SEATTLE — For years now, people have been camping on the street outside Ben's Cleaner Sales in SODO.
"The street is filled with criminals, drugs, homelessness, people with mental illnesses that really need help that are unable to help themselves," said sales manager Russ Meyer.
He said until COVID-19 slowed things down, the city's Navigation Team was the only way people were moved out.
On Wednesday, the city council voted 5-4 to effectively dismantle the entire team — after first voting to eliminate police officers on the team as part of a larger push toward defunding law enforcement.
"I think that's probably one of the worst ideas they could do," Meyer said.
Supporters of the Navigation Team believe the team is effective for referring homeless people to services and responding to neighbors.
"These departments are working as a unit, which has made a much more efficient process," said Erin Goodman of the SODO Business Improvement Area.

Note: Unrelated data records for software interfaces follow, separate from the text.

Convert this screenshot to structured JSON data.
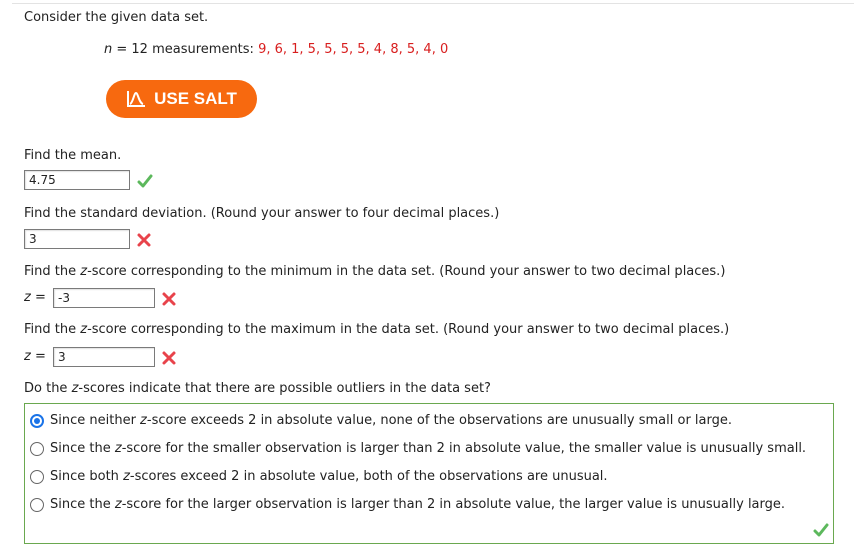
{
  "intro": "Consider the given data set.",
  "dataset": {
    "n_var": "n",
    "n_rest": " = 12 measurements: ",
    "values": "9, 6, 1, 5, 5, 5, 5, 4, 8, 5, 4, 0"
  },
  "salt_button": {
    "label": "USE SALT"
  },
  "q1": {
    "prompt": "Find the mean.",
    "answer": "4.75",
    "status": "correct"
  },
  "q2": {
    "prompt": "Find the standard deviation. (Round your answer to four decimal places.)",
    "answer": "3",
    "status": "incorrect"
  },
  "q3": {
    "prompt_pre": "Find the ",
    "prompt_z": "z",
    "prompt_post": "-score corresponding to the minimum in the data set. (Round your answer to two decimal places.)",
    "label_z": "z",
    "label_eq": " = ",
    "answer": "-3",
    "status": "incorrect"
  },
  "q4": {
    "prompt_pre": "Find the ",
    "prompt_z": "z",
    "prompt_post": "-score corresponding to the maximum in the data set. (Round your answer to two decimal places.)",
    "label_z": "z",
    "label_eq": " = ",
    "answer": "3",
    "status": "incorrect"
  },
  "q5": {
    "prompt_pre": "Do the ",
    "prompt_z": "z",
    "prompt_post": "-scores indicate that there are possible outliers in the data set?",
    "options": [
      {
        "pre": "Since neither ",
        "z": "z",
        "post": "-score exceeds 2 in absolute value, none of the observations are unusually small or large.",
        "checked": true
      },
      {
        "pre": "Since the ",
        "z": "z",
        "post": "-score for the smaller observation is larger than 2 in absolute value, the smaller value is unusually small.",
        "checked": false
      },
      {
        "pre": "Since both ",
        "z": "z",
        "post": "-scores exceed 2 in absolute value, both of the observations are unusual.",
        "checked": false
      },
      {
        "pre": "Since the ",
        "z": "z",
        "post": "-score for the larger observation is larger than 2 in absolute value, the larger value is unusually large.",
        "checked": false
      }
    ],
    "status": "correct"
  },
  "colors": {
    "accent": "#f7690f",
    "values_red": "#d81e1e",
    "check_green": "#5cb85c",
    "cross_red": "#e8434b",
    "radio_blue": "#1a73e8",
    "box_border_green": "#6aa84f"
  }
}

The Navigation Team includes police and city social workers.
Launched in 2017 under then-Mayor Ed Murray, it was widely seen as a solution, even a national model.
But critics said the team increasingly focused on sweeping people out, even during the pandemic.
Council President M. Lorena Gonzalez called the Navigation Team's 6% rate of placing people in housing "dismal" and said contractors can do a better job than city workers.
"We're making a choice here to invest in the outreach services that have shown greater success in moving people out of encampments," Gonzalez said.
Daniel Malone of the Downtown Emergency Service Center said police coercion is rarely needed or useful when helping people who are homeless and said the real solution is more housing.
“You can have the greatest outreach workers in town, and you’re not going to convince people to change their situation if the thing you have to offer them, in their estimation, is no better than what they already had,” Malone said.
Cox Media Group